In response to the question about making lessons fun, here are some thoughts (not sure how far "outside the box" they are).
First, try to set the student at ease by assuring them that you are not there to judge them. You are only there to help them, therefore, there are no foolish questions, and it's ok to say, "I don't know" or "I'm not sure."
Second, sit beside them rather than opposite them. Not only is it easier for you and them to read what the other person is reading or writing, but it also fosters a sense of "we're in this together" rather than opposing each other.
Lastly, have some fun. Don't be afraid to mix in a little humor, laugh at yourself (not them, of course), or be light-hearted. While helping a student is serious business, it's not brain surgery. It's also not life or death, even though they may think the next test holds the key to their existence.
For what it's worth...
Recently, I have encountered students and their parents who have the expectations that tutoring for the reading in ACT and the reading in SAT (and PSAT) is quite the same. That can't be farther from the truth. They are different animals, and require different approaches. If a student wishes to be prepared for both, they need to be prepared to have separate lessons.
The ACT is really about construct. In other words, this means how sentences are put together in terms of clauses, phrases, proper punctuation, etc. Most students who read the sentences and passages aloud can usually distinguish which passages are improperly constructed, because they don't sound "right" to a native speaker. Teaching this is about teaching confidence in one's abilities to speak their language properly.
The SAT, on the other hand, is a much more nuanced test. Rarely does this test concern itself with proper and improper construction,...
I have noticed that for many students who request assistance with their ACT English skills, they really require much less help with material knowledge, and much more help with their confidence in already-acquired knowledge.
Recently, I arrived to teach a student who had already taken the ACT. The student's score in English was an 18, and the student and family was disappointed. Just prior to my arrival, the student retook the exam using an off-the-shelf study guide, and fared quite poorly.

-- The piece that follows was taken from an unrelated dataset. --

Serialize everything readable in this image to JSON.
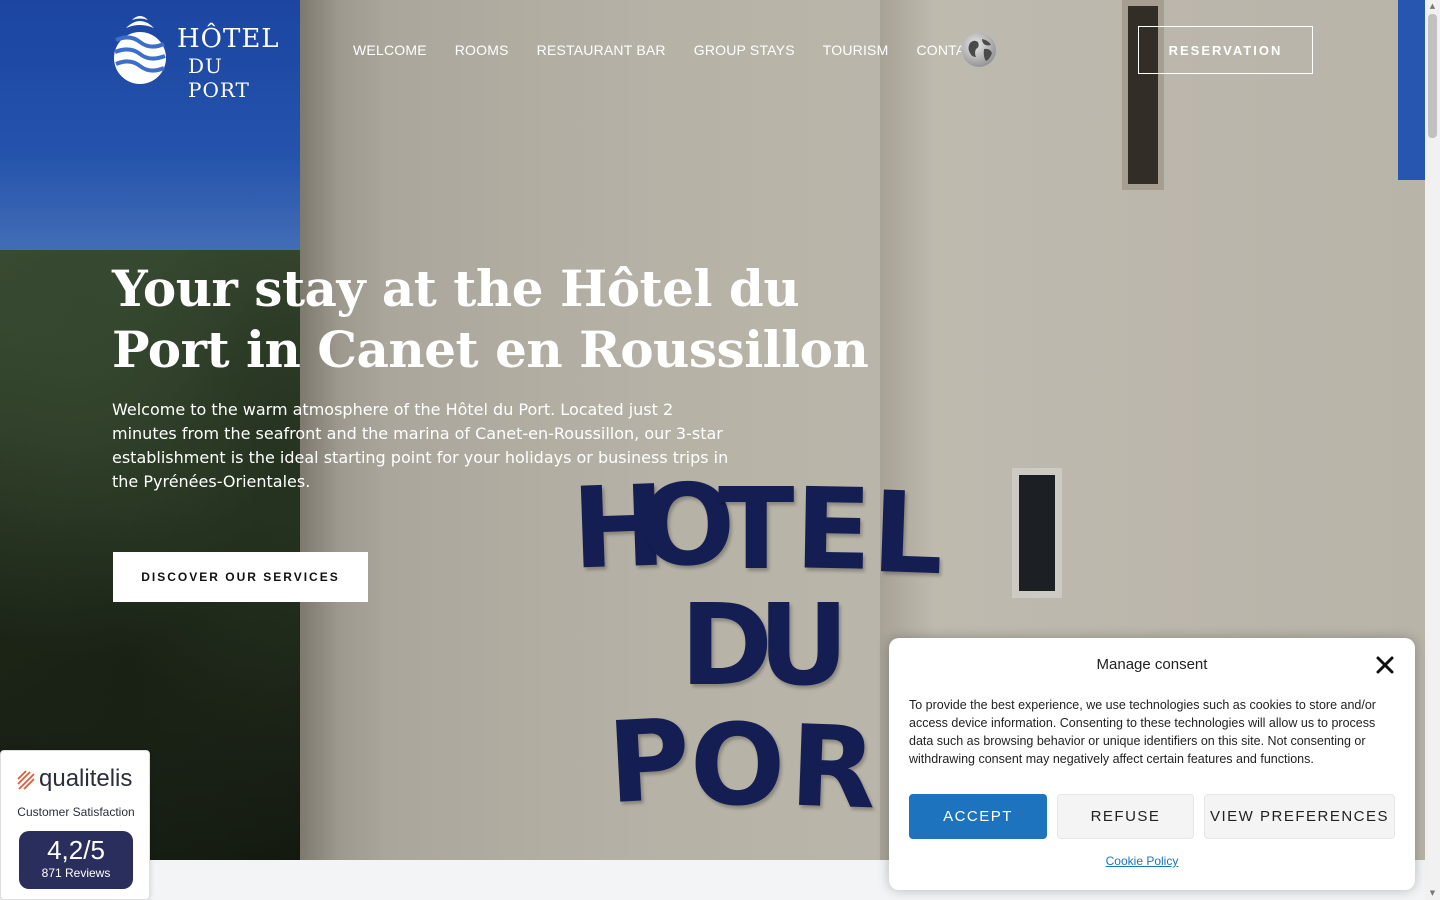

I began with the student the first day, having the student simply read the sentences in question aloud. The moment that the student started reading sentences that were incorrect, they sounded incorrect, and the student stopped. Right away, I asked the student why they weren't selected as being "wrong" before, on the test. It was clear that the student reads and writes English as a native language, and is proficient...
My teacher, Dr. Carmen Eturma taught me the Methods and Principles in teaching. She was my teacher in college and in master's. I learned a lot from her---techniques and styles in teaching, writing and translating short but difficult poems to easy ones by using some of the literary devices. It was not really hard to read and understand the poems, if you only knew what to do. I had been so thankful to my teacher (Dr. Eturma), and I saluted her.
The following is a sample of my introductory lesson format, which is a modified Direct Instruction method custom-tailored to the needs of each student:
1) Inventory the student's interests, extracurricular activities, and previous positive experiences in education to establish a set of "what works" for motivating and reassuring the student.
2) Assess what has worked best in the past in terms of study skills and meta cognition, while utilizing my background in Educational Psychology to offer alternate perspectives (as opposed to direct advice) to the student.
3) Allow the student to verbalize their current understanding and tangential questions while I record their ideas and cross-reference their developing knowledge with their course syllabus and Core Content Standards.
4) Utilize Socratic discussion and scaffolding questions, I help the student reinforce their ideas and expand their working knowledge to the next conceptual level of...